To call 5 Soldiers: The Body is the Frontline intense is an understatement. To add it is theatrically compelling begins to provide some truth to the depth of its emotional impact.

Ailey’s 2019 Visit Brings a Two-Act Work

11 Apr

Cal Performance’s new Executive Director, Jeremy Geffen, greeted the April 9 audience stating this marks the 51th annual visit of the Alvin Ailey American Dance company to the U.C. Berkeley campus. Yes, since 1968 when the Zellerbach Auditorium first opened, the Ailey company has been coming to audiences annually and reflects the East Bay’s multi-cultural population with an appreciable African-America audience. It is a part of the audience for the company’s undeniable excellence providing a vociferous response to the Ailey repertoire. and their presence is infectious.

In particular, Geffen mentioned the Ailey Camp, started in Berkeley the summer of 2001, one of Alvin Ailey’s last visions [he died in 1989]; aside from exposure to dance and its discipline, attending adolescents are provided with transportation, food and dance wear. While not the first such camp, the Berkeley version is considered the biggest and most successful.

Lazarus is the first two-act work to enter the Ailey repertoire; Cal Performances was one of the commissioning organizations for Rennie Harris’ intense portrait of African-American experience. Harris currently is artist-in-residence at the Alvin Ailey Company’s 78,000 square foot headquarters in New York City, its 16 studios proudly mentioned by artistic director Robert Battles.

With knowledge of African-American life after the Civil War and Reconstruction, James Clofelt’s murky lighting was an apt setting for the stylized depiction of what has been endured. Lazurus is a collective portrait, not the lone individual of the New Testament.

The humiliation, the helpless situations were depicted in stage patterns of horizontal progressions and diagonal agonies from both upper stage right and left. Initially, the men on stage are stripped to the waist and the women dressed in white, clear reference to field hands and houswork in white homes. A man would step forward from the crouching group only to crumble slowly or to twist as if shot and in some instances to stand with head and neck as if having been hung. Groups would lie on the floor in the murky light, their arms waving patterns as those fated figures emerged. The sense of inexorable oppression was conveyed in seemingly random patterns, overwhelming, hopeless. Intermission was welcome.

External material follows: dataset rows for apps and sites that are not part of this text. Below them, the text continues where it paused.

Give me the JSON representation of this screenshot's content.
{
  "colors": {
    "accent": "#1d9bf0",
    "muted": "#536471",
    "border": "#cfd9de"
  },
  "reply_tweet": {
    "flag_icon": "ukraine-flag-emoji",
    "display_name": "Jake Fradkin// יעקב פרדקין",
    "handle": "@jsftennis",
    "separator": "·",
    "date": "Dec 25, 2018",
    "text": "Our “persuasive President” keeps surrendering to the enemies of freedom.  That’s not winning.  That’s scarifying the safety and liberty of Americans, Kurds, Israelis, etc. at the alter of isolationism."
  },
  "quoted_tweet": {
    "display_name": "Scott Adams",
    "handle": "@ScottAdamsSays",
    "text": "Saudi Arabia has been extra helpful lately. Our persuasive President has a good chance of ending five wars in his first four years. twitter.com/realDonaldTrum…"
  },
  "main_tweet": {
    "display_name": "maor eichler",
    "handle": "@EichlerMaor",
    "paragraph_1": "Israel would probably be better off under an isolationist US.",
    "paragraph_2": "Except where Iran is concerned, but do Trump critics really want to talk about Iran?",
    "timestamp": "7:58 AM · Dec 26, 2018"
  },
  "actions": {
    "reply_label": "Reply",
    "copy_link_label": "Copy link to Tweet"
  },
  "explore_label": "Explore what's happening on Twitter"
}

Act II in contrast was intricate in foot work, fast, sassy with the fifteen person cast exemplifying the life and highly individual nature personality can possesses, given half a chance, moving to what Carlos Carvajal mentioned were samba rhythms. Plus the fact that the Ailey enjoys some tall, beautifully muscled men to take one’s breath away marked the contrast to Act I even though there these dancers also suffered and crumbled. The principal dancers were Daniel Harder, Jeroboam Vozeman, Jamar Roberts and Hope Boykin, Sarah Daley-Perdomo, Jacqueline Green, Jacquelin Harris.

Closing the evening was Alvin Ailey’s Revelations; first performed 48 years ago (1960). It is as iconic a work for the Ailey as Serenade is to the Balanchine tradition. The company displayed its energy in celebration with a smoothness inevitable with company members belonging to the third generation of dancers bearing the Ailey banner to audiences. Associate Artistic Director Masazuni Chaya is the remaining company member from Ailey’s life time; thirteen dancers represent the Jamison era with Matthew Rushing, the rehearsal director. Fourteen artists have arrived since Robert Battle commenced artistic direction in 2011.

Revelations has lost little of its infectious quality though the artists now are more concerned with fine tuning the choreography than the assertion predating the Civil Rights movement. Still, heaven knows, Black Lives Matter is today’s challenge to remaining inequities.

But for the Alvin Ailey American Dance Company audience Tuesday, April 9, all that mattered was the energy and art we witnessed in all its abundance.